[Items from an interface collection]
******
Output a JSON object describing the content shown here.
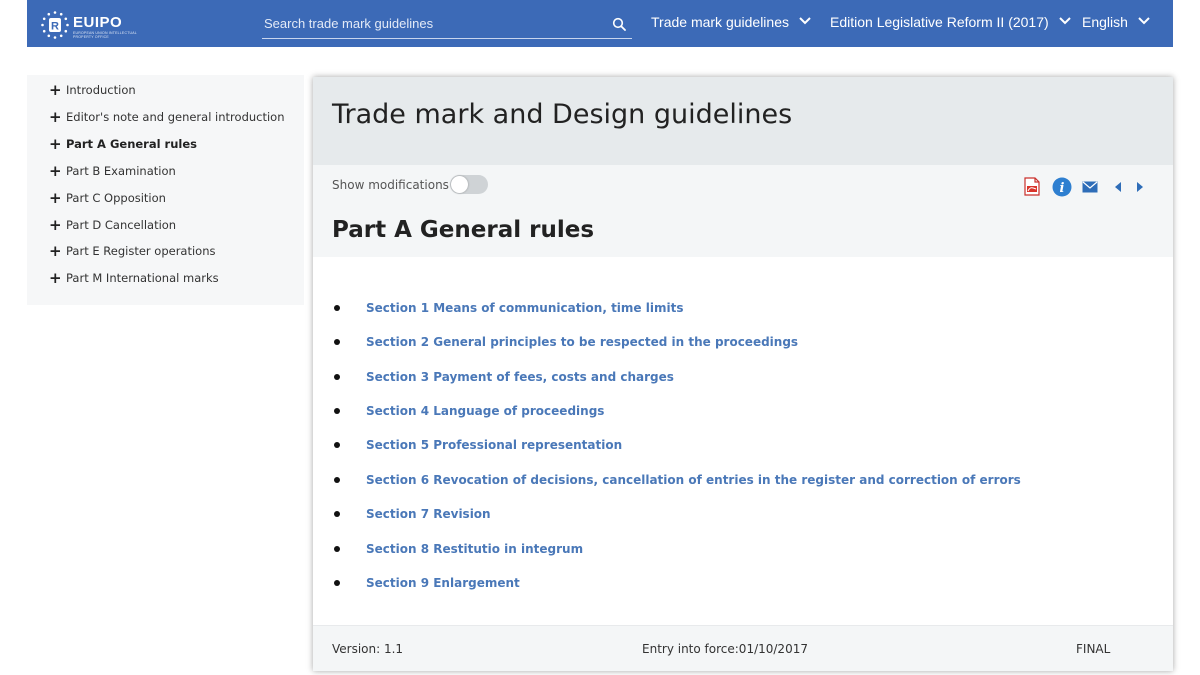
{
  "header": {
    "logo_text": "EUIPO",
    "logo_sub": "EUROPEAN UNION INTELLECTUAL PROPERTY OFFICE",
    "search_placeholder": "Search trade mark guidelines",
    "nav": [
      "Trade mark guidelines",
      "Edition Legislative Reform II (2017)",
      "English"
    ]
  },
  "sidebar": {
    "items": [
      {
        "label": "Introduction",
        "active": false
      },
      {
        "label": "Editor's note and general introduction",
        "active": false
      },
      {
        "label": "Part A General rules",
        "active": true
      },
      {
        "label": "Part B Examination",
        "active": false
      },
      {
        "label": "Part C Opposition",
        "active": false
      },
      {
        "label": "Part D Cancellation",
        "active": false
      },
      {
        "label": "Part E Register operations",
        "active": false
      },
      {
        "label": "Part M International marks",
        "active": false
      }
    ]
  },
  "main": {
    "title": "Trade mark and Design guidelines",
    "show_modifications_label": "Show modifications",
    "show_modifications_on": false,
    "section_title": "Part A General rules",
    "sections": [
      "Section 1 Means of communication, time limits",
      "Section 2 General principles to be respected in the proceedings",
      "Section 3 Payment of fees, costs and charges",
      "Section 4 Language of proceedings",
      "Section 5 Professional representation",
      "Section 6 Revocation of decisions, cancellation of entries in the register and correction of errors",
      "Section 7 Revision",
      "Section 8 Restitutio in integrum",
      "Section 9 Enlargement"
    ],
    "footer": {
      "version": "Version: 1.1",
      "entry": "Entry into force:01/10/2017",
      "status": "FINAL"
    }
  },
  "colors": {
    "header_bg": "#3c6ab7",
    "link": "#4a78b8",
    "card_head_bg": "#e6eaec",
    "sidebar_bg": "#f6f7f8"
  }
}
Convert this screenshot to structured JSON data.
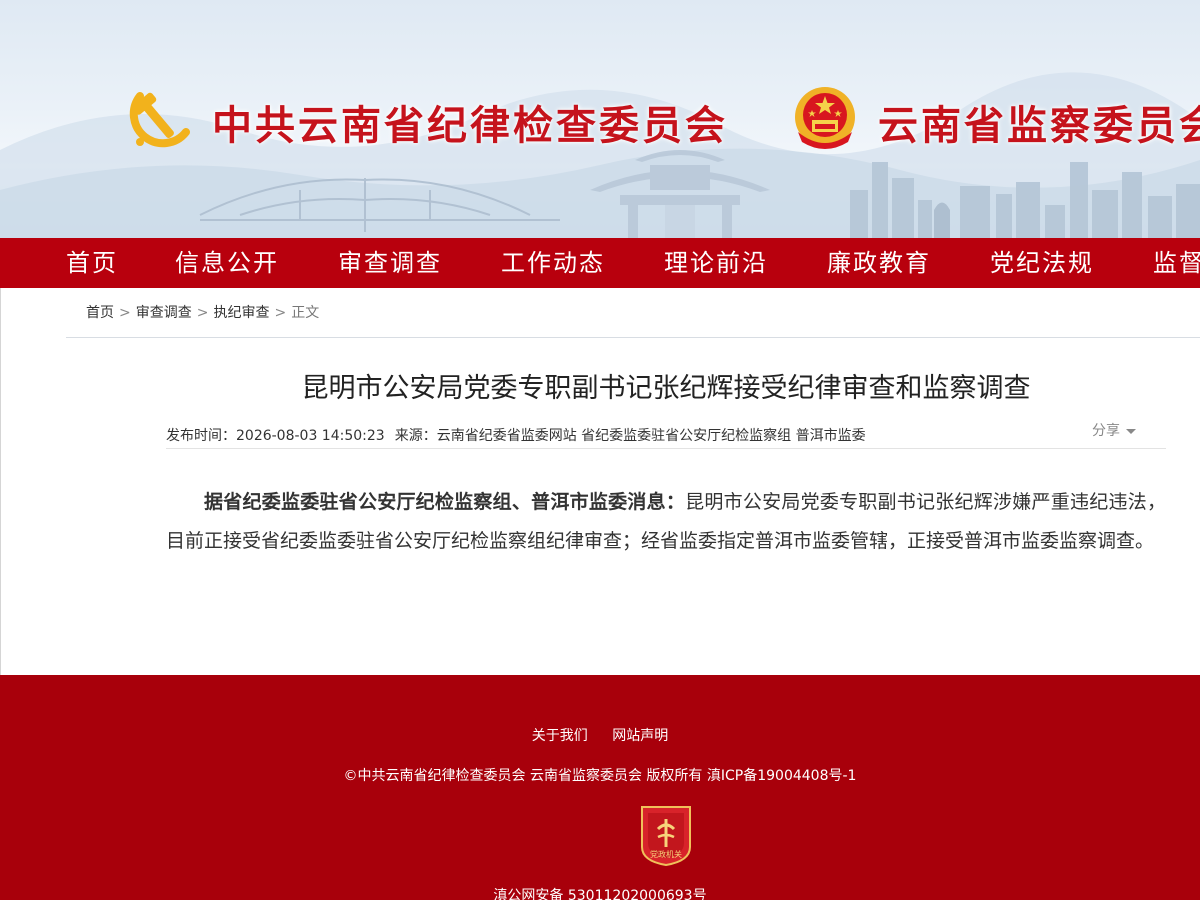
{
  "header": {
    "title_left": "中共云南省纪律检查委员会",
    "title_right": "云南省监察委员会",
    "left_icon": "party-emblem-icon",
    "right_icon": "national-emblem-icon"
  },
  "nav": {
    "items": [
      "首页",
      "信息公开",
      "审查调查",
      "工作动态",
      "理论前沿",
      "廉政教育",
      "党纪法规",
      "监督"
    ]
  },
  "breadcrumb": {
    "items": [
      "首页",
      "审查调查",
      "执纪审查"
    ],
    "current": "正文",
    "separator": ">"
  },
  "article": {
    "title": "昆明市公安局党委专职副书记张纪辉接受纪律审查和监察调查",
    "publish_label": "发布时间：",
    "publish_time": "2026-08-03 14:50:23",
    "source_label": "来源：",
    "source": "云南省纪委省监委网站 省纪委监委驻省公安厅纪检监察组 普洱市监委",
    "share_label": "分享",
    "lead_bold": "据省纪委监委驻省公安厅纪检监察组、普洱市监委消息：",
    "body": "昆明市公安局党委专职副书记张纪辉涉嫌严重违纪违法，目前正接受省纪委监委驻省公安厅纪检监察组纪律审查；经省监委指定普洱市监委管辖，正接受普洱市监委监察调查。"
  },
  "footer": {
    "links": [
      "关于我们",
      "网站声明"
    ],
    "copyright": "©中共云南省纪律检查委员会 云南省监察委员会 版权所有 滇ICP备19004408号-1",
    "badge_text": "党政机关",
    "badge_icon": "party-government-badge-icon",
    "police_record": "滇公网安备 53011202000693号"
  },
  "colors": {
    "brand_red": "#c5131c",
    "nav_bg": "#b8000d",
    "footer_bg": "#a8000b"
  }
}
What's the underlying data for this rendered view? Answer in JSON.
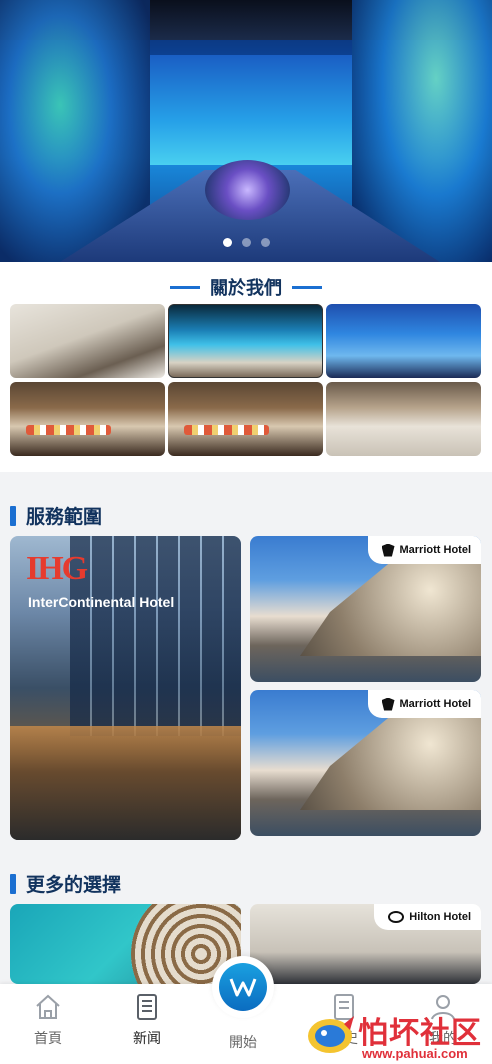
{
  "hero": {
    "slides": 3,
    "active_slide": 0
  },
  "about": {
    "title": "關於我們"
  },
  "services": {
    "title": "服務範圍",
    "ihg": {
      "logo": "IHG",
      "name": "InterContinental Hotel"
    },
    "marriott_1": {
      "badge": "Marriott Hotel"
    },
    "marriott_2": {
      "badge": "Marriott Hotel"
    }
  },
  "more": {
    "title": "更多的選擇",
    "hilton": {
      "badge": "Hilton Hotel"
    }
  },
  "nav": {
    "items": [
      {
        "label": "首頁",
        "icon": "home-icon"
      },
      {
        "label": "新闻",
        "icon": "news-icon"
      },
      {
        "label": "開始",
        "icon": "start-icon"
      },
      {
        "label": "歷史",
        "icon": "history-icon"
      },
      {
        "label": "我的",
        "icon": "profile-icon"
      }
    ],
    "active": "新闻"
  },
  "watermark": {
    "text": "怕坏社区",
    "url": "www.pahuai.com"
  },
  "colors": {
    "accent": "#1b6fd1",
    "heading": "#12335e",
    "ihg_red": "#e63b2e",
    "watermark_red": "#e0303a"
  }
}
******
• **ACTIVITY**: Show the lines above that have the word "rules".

• **EXERCISE OUTPUT**:
        "label": "Part A General rules",
    "section_title": "Part A General rules",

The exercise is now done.